A parallel dip bar frame can be found in most gyms and is simply a set of two round bars parallel with the ground and usually about four feet off the ground.  Once you have decided the spacing of the bars and have set your hands in place, you will basically step or jump up to where you are supporting yourself above the bars.  Here your elbows will remain slightly bent (not locked out) in the upward position.  You will then lower your body to the point that is comfortable (yet forcing the muscles to work) for your arms and chest and push yourself upward.  When you are at the peak of the movement, as previously mentioned, you will keep your arms slightly bent to avoid placing additional stress on your elbow joints.  Performing the downward and upward position of the movement will consist of a single repetition.  You will repeat these as desired to get the full amount of repetitions to challenge yourself.

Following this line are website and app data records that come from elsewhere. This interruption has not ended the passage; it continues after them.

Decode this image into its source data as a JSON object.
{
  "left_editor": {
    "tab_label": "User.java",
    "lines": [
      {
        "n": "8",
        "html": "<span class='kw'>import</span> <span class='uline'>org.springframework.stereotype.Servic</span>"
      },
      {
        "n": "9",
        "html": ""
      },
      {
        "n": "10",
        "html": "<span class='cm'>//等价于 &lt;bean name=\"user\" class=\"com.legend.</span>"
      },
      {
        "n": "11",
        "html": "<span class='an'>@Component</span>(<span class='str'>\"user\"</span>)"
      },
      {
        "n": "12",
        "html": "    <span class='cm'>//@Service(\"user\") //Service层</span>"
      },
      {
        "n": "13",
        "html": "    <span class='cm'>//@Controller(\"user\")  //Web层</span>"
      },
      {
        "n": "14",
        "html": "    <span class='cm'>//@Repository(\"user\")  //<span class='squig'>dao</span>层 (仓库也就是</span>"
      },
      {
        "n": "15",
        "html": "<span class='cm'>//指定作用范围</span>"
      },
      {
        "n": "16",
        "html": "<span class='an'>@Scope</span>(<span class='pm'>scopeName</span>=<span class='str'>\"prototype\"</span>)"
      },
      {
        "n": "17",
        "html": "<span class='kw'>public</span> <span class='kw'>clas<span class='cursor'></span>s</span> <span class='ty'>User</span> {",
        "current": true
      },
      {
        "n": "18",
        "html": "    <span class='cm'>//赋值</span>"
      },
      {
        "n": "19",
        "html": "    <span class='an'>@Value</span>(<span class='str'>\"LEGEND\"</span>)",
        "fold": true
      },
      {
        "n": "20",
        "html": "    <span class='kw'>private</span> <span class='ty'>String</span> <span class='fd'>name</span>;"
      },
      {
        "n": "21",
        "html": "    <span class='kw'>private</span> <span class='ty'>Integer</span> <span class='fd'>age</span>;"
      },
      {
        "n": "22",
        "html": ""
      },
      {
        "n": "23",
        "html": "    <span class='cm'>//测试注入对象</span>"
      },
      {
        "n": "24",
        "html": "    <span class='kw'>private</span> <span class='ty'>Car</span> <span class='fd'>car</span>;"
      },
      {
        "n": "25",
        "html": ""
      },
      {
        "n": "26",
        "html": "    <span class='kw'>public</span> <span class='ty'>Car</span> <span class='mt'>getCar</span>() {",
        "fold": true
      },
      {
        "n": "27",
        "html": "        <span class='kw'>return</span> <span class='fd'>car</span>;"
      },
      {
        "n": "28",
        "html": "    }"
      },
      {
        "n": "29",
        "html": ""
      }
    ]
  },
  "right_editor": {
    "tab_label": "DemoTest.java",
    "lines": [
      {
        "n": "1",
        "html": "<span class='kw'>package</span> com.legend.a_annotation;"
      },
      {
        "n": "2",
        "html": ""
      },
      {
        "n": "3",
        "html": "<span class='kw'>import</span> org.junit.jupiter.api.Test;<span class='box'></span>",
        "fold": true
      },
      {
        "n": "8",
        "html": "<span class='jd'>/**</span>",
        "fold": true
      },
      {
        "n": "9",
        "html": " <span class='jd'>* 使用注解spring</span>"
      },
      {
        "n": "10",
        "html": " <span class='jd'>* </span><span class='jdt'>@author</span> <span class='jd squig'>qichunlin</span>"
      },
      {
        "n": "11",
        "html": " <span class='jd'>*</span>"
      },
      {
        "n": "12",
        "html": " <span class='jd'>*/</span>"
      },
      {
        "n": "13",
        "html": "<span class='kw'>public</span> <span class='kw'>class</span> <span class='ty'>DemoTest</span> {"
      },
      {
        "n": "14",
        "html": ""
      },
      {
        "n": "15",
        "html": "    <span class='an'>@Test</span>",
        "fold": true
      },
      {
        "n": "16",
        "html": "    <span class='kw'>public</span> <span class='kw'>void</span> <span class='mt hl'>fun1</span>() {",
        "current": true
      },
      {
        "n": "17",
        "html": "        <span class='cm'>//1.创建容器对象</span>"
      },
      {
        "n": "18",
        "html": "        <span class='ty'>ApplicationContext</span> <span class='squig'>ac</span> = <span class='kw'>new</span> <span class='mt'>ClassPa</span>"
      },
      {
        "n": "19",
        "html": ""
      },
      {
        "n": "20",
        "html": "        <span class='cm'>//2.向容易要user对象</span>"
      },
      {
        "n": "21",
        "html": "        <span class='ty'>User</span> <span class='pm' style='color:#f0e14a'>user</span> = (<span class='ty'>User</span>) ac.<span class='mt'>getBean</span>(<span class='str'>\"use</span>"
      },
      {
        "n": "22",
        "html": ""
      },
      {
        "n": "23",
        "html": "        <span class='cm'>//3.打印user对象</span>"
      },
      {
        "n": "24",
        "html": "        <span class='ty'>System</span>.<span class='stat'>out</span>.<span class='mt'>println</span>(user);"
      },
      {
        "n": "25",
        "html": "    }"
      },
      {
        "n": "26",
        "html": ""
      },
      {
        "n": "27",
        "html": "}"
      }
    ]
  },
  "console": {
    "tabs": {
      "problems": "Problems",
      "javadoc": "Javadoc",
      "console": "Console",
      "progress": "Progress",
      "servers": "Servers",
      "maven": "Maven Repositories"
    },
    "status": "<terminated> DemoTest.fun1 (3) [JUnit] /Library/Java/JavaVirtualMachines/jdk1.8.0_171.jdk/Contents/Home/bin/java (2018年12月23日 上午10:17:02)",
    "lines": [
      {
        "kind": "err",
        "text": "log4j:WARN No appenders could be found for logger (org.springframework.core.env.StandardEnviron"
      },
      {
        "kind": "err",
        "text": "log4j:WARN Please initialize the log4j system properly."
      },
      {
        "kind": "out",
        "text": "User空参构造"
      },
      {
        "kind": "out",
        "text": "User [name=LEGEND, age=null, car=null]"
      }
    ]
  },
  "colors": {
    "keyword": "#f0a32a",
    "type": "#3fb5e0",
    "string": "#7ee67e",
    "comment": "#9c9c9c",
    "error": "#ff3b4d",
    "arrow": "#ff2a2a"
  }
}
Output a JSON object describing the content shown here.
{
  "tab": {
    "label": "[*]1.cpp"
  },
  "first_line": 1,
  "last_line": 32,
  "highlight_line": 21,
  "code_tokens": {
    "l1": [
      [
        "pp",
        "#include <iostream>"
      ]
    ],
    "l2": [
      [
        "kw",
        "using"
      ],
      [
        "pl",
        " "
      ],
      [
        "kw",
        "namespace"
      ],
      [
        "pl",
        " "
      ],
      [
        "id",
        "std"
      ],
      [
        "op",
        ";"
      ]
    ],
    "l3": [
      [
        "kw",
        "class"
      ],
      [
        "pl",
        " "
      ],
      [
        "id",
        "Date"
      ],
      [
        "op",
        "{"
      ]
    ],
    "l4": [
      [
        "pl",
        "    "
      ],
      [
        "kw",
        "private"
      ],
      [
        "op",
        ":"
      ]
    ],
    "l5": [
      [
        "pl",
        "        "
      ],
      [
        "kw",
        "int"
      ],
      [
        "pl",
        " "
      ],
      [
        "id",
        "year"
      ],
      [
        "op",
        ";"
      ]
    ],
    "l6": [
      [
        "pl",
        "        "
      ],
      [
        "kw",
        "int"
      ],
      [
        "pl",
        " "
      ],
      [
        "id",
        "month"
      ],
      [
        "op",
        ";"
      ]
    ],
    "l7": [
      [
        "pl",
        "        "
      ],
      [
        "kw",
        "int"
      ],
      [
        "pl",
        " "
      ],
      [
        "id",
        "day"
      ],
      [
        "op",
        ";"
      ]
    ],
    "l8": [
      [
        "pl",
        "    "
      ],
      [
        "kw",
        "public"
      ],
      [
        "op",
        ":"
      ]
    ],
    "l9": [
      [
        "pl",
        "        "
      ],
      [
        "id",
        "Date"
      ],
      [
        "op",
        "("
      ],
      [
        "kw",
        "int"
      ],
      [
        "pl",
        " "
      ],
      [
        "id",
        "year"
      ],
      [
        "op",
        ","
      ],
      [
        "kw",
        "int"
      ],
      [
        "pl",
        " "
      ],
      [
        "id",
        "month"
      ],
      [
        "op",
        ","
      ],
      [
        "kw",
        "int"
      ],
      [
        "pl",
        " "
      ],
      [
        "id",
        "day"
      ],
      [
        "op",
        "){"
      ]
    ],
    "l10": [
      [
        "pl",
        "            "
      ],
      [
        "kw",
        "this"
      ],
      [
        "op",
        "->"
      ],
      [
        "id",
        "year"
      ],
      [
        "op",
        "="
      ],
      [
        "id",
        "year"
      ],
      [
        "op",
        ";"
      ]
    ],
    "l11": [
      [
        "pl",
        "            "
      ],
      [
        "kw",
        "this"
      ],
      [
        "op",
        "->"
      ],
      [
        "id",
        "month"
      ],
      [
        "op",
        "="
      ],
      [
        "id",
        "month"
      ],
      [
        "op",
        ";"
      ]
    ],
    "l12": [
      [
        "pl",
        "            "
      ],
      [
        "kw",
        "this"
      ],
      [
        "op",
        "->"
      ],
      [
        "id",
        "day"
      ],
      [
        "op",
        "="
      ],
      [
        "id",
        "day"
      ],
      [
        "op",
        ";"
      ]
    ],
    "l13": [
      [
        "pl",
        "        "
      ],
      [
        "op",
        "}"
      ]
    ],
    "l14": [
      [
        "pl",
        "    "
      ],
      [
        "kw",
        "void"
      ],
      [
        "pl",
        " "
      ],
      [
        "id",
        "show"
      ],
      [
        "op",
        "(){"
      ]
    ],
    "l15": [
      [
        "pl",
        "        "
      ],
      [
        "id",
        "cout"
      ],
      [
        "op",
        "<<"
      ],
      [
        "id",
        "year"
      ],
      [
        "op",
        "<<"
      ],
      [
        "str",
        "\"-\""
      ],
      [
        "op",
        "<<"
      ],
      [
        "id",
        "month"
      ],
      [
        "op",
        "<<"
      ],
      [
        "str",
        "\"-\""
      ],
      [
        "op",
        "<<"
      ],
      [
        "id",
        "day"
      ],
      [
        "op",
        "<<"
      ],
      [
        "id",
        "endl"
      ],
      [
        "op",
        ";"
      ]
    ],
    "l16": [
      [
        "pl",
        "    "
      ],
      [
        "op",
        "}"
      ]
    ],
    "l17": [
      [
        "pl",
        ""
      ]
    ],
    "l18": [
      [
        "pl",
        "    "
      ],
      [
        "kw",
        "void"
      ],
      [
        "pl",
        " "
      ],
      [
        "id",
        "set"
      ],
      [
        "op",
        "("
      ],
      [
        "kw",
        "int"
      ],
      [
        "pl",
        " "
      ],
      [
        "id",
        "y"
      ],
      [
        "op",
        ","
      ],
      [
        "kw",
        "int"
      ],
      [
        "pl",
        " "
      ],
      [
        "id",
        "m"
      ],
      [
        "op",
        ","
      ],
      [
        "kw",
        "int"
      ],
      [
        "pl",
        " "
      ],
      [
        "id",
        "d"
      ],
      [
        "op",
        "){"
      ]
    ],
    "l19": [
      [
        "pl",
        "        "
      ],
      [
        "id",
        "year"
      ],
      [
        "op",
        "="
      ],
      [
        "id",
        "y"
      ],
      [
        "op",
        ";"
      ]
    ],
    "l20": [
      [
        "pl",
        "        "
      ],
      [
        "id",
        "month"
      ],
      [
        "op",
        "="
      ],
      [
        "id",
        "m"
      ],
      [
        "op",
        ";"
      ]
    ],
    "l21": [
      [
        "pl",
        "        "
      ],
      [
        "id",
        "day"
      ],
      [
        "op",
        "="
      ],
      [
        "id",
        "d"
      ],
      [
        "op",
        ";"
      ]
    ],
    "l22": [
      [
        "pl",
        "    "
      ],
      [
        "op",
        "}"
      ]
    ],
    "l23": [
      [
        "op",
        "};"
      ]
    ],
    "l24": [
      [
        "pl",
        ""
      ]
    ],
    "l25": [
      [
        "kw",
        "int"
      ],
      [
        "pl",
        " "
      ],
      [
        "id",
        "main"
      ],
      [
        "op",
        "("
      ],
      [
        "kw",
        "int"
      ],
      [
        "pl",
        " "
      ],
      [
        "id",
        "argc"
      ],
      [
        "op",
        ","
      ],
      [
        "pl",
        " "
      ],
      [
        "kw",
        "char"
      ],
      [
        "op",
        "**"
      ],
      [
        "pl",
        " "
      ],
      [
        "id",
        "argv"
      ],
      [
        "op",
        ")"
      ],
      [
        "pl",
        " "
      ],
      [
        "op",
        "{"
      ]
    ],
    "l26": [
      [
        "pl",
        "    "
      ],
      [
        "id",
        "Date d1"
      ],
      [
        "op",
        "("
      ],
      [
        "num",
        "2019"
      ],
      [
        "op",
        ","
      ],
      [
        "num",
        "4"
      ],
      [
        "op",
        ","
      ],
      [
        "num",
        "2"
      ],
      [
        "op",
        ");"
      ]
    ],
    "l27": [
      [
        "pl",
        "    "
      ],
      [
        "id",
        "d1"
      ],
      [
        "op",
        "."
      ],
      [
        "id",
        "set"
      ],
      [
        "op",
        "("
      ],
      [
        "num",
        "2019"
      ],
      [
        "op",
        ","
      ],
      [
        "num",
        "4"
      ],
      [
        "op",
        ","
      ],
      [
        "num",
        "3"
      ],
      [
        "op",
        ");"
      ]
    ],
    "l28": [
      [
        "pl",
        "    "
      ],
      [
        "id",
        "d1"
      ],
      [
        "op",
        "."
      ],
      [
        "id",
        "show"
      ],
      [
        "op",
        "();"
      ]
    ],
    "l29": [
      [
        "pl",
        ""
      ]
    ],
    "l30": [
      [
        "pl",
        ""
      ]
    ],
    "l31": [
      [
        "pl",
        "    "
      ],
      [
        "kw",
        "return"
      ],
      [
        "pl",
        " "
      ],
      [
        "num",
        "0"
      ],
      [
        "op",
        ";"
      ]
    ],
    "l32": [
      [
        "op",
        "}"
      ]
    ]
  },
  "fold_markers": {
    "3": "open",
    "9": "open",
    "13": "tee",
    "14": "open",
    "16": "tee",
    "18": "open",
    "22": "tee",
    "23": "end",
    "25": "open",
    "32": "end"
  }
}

Performing the movement more slowly and you will intensify the work on your chest muscles.  To further challenge yourself you can also perform sets of this exercise with higher repetitions or add weight.  Weight can most easily be added by wearing around your waist a special belt with a hook to place on it a dumbbell that is worn during the movement; belts like these can be purchased or if available borrowed at a gym.  This movement is challenging and if you are looking to work up to it, many fitness gyms have available machines that allow you to perform parallel bar dips and take off some of your bodyweight to make the movement easier as you build up strength.


It is wise check with a physician to see that you have an acceptable level of health before beginning an exercise program.  Further, it is wise to work with a personal trainer to learn the proper techniques for performing exercise movements.  Always use caution when performing any exercise movement and slowly ease into performing exercise movements you are unfamiliar with.




Kennedy, Robert. (1998). Basic Routines for Massive Muscles. New York, NY: Sterling Publishing Company.